This could be read as suggesting a slightly different approach to that in Seekamut: instead of treating the evidence as all being in a big pool, to be considered in the round to see what ends up being proved, the process alluded to in Taylor seems to be one of deciding first whether inferences of innocence can be ruled out, then, if they are, turning to see whether guilt has been proved. We might, however, reasonably wonder whether this explication is correct, insofar as it seems to place a burden of proof on the defence, and it also seems to make an artificial distinction between stages of the reasoning process.
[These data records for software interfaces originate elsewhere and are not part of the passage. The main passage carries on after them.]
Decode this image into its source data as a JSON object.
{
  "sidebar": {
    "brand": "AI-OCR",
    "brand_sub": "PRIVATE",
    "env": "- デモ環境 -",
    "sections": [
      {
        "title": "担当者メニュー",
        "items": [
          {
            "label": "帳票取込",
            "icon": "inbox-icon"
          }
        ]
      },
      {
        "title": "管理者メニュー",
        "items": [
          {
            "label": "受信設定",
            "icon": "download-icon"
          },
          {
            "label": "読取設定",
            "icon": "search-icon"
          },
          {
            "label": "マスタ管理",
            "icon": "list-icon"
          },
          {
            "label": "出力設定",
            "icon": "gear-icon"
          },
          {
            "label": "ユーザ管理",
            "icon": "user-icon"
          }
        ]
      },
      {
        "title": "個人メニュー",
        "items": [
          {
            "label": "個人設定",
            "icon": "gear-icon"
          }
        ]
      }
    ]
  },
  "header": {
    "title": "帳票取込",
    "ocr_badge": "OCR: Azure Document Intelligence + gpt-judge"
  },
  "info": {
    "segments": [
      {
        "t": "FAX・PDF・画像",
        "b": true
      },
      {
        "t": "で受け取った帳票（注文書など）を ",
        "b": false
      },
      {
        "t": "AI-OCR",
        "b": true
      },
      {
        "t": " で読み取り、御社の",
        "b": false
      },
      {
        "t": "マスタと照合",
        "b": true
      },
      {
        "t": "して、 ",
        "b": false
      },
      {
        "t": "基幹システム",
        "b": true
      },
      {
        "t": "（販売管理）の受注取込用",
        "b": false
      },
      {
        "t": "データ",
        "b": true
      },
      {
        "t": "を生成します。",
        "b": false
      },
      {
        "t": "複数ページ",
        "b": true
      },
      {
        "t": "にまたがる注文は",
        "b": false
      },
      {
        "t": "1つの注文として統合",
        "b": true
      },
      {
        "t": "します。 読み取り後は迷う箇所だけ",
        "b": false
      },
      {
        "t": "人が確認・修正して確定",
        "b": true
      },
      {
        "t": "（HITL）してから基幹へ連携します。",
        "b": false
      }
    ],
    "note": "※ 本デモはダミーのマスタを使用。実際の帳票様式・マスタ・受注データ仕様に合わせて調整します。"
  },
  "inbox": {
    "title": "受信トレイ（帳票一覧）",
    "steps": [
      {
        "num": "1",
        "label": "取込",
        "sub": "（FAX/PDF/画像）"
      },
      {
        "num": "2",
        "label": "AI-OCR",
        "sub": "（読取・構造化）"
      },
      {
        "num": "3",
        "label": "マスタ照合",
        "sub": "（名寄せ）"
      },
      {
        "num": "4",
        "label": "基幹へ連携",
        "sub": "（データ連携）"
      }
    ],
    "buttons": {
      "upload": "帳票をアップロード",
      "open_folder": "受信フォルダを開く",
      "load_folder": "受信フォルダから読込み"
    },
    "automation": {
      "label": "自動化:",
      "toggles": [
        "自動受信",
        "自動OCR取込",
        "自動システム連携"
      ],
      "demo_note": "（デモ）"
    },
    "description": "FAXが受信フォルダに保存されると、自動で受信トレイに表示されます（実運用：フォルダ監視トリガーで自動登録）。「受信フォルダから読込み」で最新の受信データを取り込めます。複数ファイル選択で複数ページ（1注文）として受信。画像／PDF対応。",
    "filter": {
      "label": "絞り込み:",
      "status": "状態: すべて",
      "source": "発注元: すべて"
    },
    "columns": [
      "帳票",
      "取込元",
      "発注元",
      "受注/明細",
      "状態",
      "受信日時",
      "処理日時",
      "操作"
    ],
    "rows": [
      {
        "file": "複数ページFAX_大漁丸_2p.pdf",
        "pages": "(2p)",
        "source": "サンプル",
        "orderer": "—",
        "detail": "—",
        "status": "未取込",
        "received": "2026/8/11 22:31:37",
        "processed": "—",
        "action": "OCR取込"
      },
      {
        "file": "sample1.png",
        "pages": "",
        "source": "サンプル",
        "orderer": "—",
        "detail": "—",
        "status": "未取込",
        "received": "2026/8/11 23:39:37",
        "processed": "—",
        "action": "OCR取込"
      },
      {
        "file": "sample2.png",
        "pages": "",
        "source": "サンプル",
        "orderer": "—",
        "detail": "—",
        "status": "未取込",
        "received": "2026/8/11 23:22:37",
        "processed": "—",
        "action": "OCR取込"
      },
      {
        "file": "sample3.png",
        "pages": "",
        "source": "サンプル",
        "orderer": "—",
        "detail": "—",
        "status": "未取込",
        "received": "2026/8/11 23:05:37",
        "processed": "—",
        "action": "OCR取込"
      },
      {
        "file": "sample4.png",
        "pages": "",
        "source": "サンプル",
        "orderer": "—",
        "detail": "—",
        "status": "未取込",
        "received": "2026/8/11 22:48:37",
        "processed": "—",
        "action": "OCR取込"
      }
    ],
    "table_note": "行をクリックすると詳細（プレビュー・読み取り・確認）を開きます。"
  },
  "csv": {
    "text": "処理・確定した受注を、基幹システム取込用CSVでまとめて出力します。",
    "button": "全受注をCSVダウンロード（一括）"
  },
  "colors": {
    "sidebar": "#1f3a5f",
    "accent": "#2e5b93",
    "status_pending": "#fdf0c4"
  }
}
The correct approach would be to tell the jury that, if after considering the evidence, they are left with a reasonable doubt about the accused’s guilt, they must find him not guilty.

Because the judge in Taylor failed properly to direct the jury in this regard, the appeal against conviction was allowed and the case remitted to determine whether there should be a retrial.

Metaphysical laws

Can the law have been other than it was understood to have been at the time?

If it can, are we currently operating under a misunderstanding of the law?

Are there points of law that we are mistakenly taking for granted?

If we all think that the law says one thing, can we be wrong?

Can some future court say we were wrong, and that the law said something else?

The first of these questions concerned the Privy Council last week in Bowe v R (Bahamas) [2006] UKPC 9 (8 March 2006). The issue involved detailed analysis of legislation, but in essence the question came down to whether the death penalty was mandatory in the Bahamas in 1973, notwithstanding that cases had been conducted on the basis that it was.

The Privy Council answered the conundrum this way (para 42):

“… it took some time for the legal effect of entrenched human rights guarantees to be appreciated, not because the meaning of the rights changed but because the jurisprudence on human rights and constitutional adjudication was unfamiliar and, by some courts, resisted.”

Further, it would be wrong to answer the question by now trying to assess what chance the argument would have had of being accepted in 1973.


“The task is to ascertain what the law, correctly understood, was at the relevant time, unaffected by later legal developments, since that is plainly the law which should have been declared had the challenge been presented then.” (ibid)


“It matters little what lawyers and judges might have thought in their own minds: in the context of a codified Constitution, what matters is what the Constitution says and what it has been interpreted to mean. In 1973 there was no good authority contrary to the appellants’ argument, and much to support it. In the final resort, the most important consideration is that those who are entitled to the protection of human rights guarantees should enjoy that protection. The appellants should not be denied such protection because, a quarter century before they were condemned to death, the law was not fully understood.” (ibid)

At this point, it seems to be only a subsidiary consideration that there was no authority to the contrary as at 1973, as the governing matter (“the final resort”) is that those who are entitled to human rights protection should be entitled to enjoy that protection. Question-begging, of course, as the issue was whether the people were (not “are”) entitled to that protection.

Not to worry, for in Bowe the death sentences were quashed because the law as at 1973 was that the sentence was discretionary, not mandatory.

This interpretation was therefore carried through to the present pursuant to the legislative provisions. The cases of the two appellants were remitted for consideration of the appropriate penalty.

It seems, consequently, that we are governed by laws that we have not yet discovered, and may not be discovered until we are all dead.